Compton cleared Norfolk 17 February 1945 for training at Pearl Harbor between 16 March and 5 April, when she sailed to escort ships to Kwajalein and Eniwetok. Sailing on to Ulithi, she cleared for Okinawa 20 April. As the operations there continued, Compton offered pinpoint gunfire support to forces ashore and served in the antisubmarine and antiaircraft screens protecting shipping off the island. On 12 May she covered the occupation of nearby Tori Shima, and while returning to her station off Okinawa was attacked by a lone Japanese plane which she splashed.
After repairs at Leyte from 17 May to 16 June 1945, Compton returned to Okinawa for continued operations until 4 July, when she sailed to escort a convoy to Guam, returning to Leyte Gulf 10 July. For the remainder of the month, she screened ships training in the Gulf, then returned to Okinawa, where she lay at anchor in Buckner Bay until 25 August. Sent then to carry mail to the 3d Fleet at sea, Compton entered Sagami Wan 28 August. For the next 6 months, she served on patrol in the western Pacific, and acted as planeguard while air organizations were redistributed throughout the Far East. She cleared Yokosuka 21 February 1946 for San Pedro, Calif. arriving 15 March. Two weeks later she sailed to join the Atlantic Fleet, raising Portland, Maine, 16 April. After overhaul she operated along the northeast coast and in the Caribbean until 3 February 1947, when she sailed for her first tour of duty in the Mediterranean. Compton returned to her home port, Newport, R.I., 14 August 1947.

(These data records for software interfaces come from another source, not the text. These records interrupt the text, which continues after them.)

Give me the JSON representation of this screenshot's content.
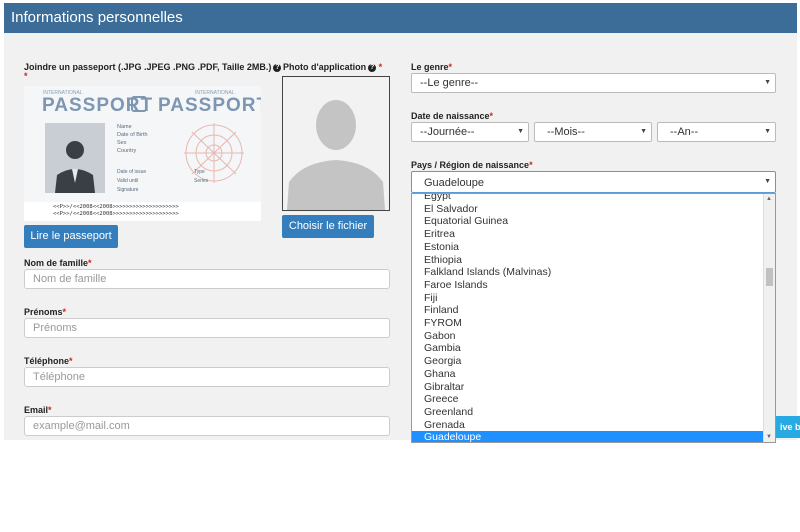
{
  "header": {
    "title": "Informations personnelles"
  },
  "passport_section": {
    "label": "Joindre un passeport (.JPG .JPEG .PNG .PDF, Taille 2MB.)",
    "required_mark": "*",
    "image": {
      "top_small_left": "INTERNATIONAL",
      "top_small_right": "INTERNATIONAL",
      "word_left": "PASSPORT",
      "word_right": "PASSPORT",
      "fields": [
        "Name",
        "Date of Birth",
        "Sex",
        "Country"
      ],
      "row2_left": [
        "Date of issue",
        "Valid until",
        "Signature"
      ],
      "row2_right": [
        "Type",
        "Series"
      ],
      "mrz_line1": "<<P>>/<<2008<<2008>>>>>>>>>>>>>>>>>>>>",
      "mrz_line2": "<<P>>/<<2008<<2008>>>>>>>>>>>>>>>>>>>>"
    },
    "button": "Lire le passeport"
  },
  "photo_section": {
    "label": "Photo d'application",
    "required_mark": "*",
    "button": "Choisir le fichier"
  },
  "fields": {
    "nom": {
      "label": "Nom de famille",
      "placeholder": "Nom de famille"
    },
    "prenoms": {
      "label": "Prénoms",
      "placeholder": "Prénoms"
    },
    "telephone": {
      "label": "Téléphone",
      "placeholder": "Téléphone"
    },
    "email": {
      "label": "Email",
      "placeholder": "example@mail.com"
    }
  },
  "genre": {
    "label": "Le genre",
    "value": "--Le genre--"
  },
  "naissance": {
    "label": "Date de naissance",
    "day": "--Journée--",
    "month": "--Mois--",
    "year": "--An--"
  },
  "pays": {
    "label": "Pays / Région de naissance",
    "value": "Guadeloupe",
    "options": [
      "Egypt",
      "El Salvador",
      "Equatorial Guinea",
      "Eritrea",
      "Estonia",
      "Ethiopia",
      "Falkland Islands (Malvinas)",
      "Faroe Islands",
      "Fiji",
      "Finland",
      "FYROM",
      "Gabon",
      "Gambia",
      "Georgia",
      "Ghana",
      "Gibraltar",
      "Greece",
      "Greenland",
      "Grenada",
      "Guadeloupe"
    ],
    "selected_index": 19
  },
  "live_chat": {
    "label": "ive be"
  },
  "icons": {
    "help": "question-circle-icon",
    "dropdown": "caret-down-icon",
    "avatar": "person-silhouette-icon"
  },
  "colors": {
    "header": "#3b6d98",
    "button": "#357ebd",
    "selected": "#1e90ff",
    "live": "#27a9e1"
  }
}
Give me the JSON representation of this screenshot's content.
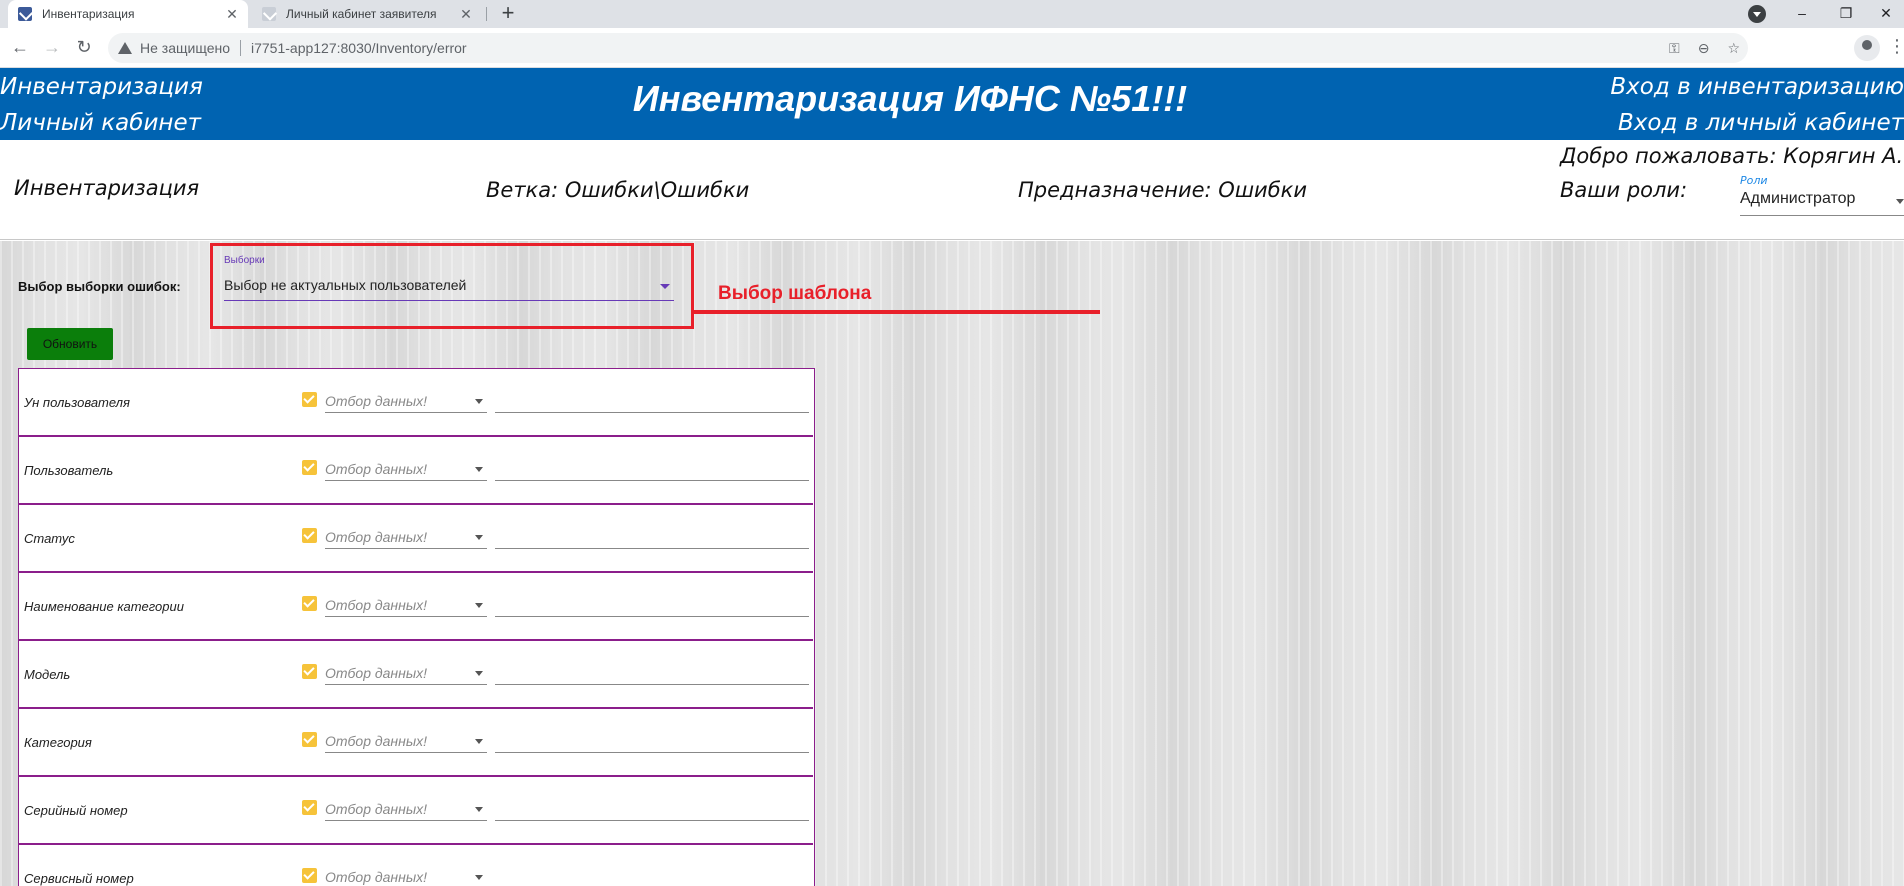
{
  "browser": {
    "tabs": [
      {
        "title": "Инвентаризация",
        "active": true
      },
      {
        "title": "Личный кабинет заявителя",
        "active": false
      }
    ],
    "security_label": "Не защищено",
    "url": "i7751-app127:8030/Inventory/error"
  },
  "header": {
    "link_inventory": "Инвентаризация",
    "link_cabinet": "Личный кабинет",
    "title": "Инвентаризация ИФНС №51!!!",
    "login_inventory": "Вход в инвентаризацию",
    "login_cabinet": "Вход в личный кабинет",
    "bg_color": "#0063b1"
  },
  "infobar": {
    "section": "Инвентаризация",
    "branch": "Ветка: Ошибки\\Ошибки",
    "purpose": "Предназначение: Ошибки",
    "welcome": "Добро пожаловать: Корягин А.С.",
    "roles_label": "Ваши роли:",
    "roles_field_label": "Роли",
    "roles_value": "Администратор"
  },
  "content": {
    "selection_label": "Выбор выборки ошибок:",
    "selection_field_label": "Выборки",
    "selection_value": "Выбор не актуальных пользователей",
    "annotation": "Выбор шаблона",
    "refresh_button": "Обновить",
    "filter_placeholder": "Отбор данных!",
    "filters": [
      {
        "label": "Ун пользователя"
      },
      {
        "label": "Пользователь"
      },
      {
        "label": "Статус"
      },
      {
        "label": "Наименование категории"
      },
      {
        "label": "Модель"
      },
      {
        "label": "Категория"
      },
      {
        "label": "Серийный номер"
      },
      {
        "label": "Сервисный номер"
      }
    ]
  },
  "colors": {
    "accent_red": "#e8202a",
    "panel_border": "#8b1e8b",
    "button_green": "#0b7e0b",
    "checkbox_yellow": "#f6c33a"
  }
}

Along with east coast operations, Compton cruised the Caribbean on intensive training and midshipmen cruises in the years that followed, as well as serving as schoolship and training members of the Naval Reserve. During her 1948-49 deployment to the Mediterranean, she had duty with the United Nations Palestine Patrol. She returned to the Mediterranean in 1951, and in the late summer of 1952 cruised in European waters in NATO Operation "Mainbrace." Assignment to duty with the 6th Fleet in the Mediterranean came once more in 1953 and 1955, and in the spring of 1956, Compton exercised off Bermuda with ships of the British Home Fleet in NATO operation "New Broom V."
Compton was serving at Bahrein in the Persian Gulf
in the fall of 1956 when the Suez Crisis erupted, and stood by to evacuate American civilians in the Persian Gulf and Red Sea areas should that become necessary. With the Canal closed, Compton made her homeward passage by way of Mombasa, Durban, the Cape of Good Hope, Simonstown, Recife, and Trinidad, returning to Newport 8 January 1967. That fall, she again cruised off the British Isles in a series of NATO operations. From November 1957 to April 1968, she again served in the Mediterranean, the Persian Gulf and the Red Sea and that summer cruised to Rotterdam and Bergen with midshipmen on board for training. From that time into 1960, her operations were coastwise and in the Caribbean, as she aided research and development projects, including major meteorological research and gave service to the Fleet Sonar School at Key West. In August 1960 Compton again sailed to the Mediterranean for duty in the 6th Fleet.
Compton received one battle star for World War II service.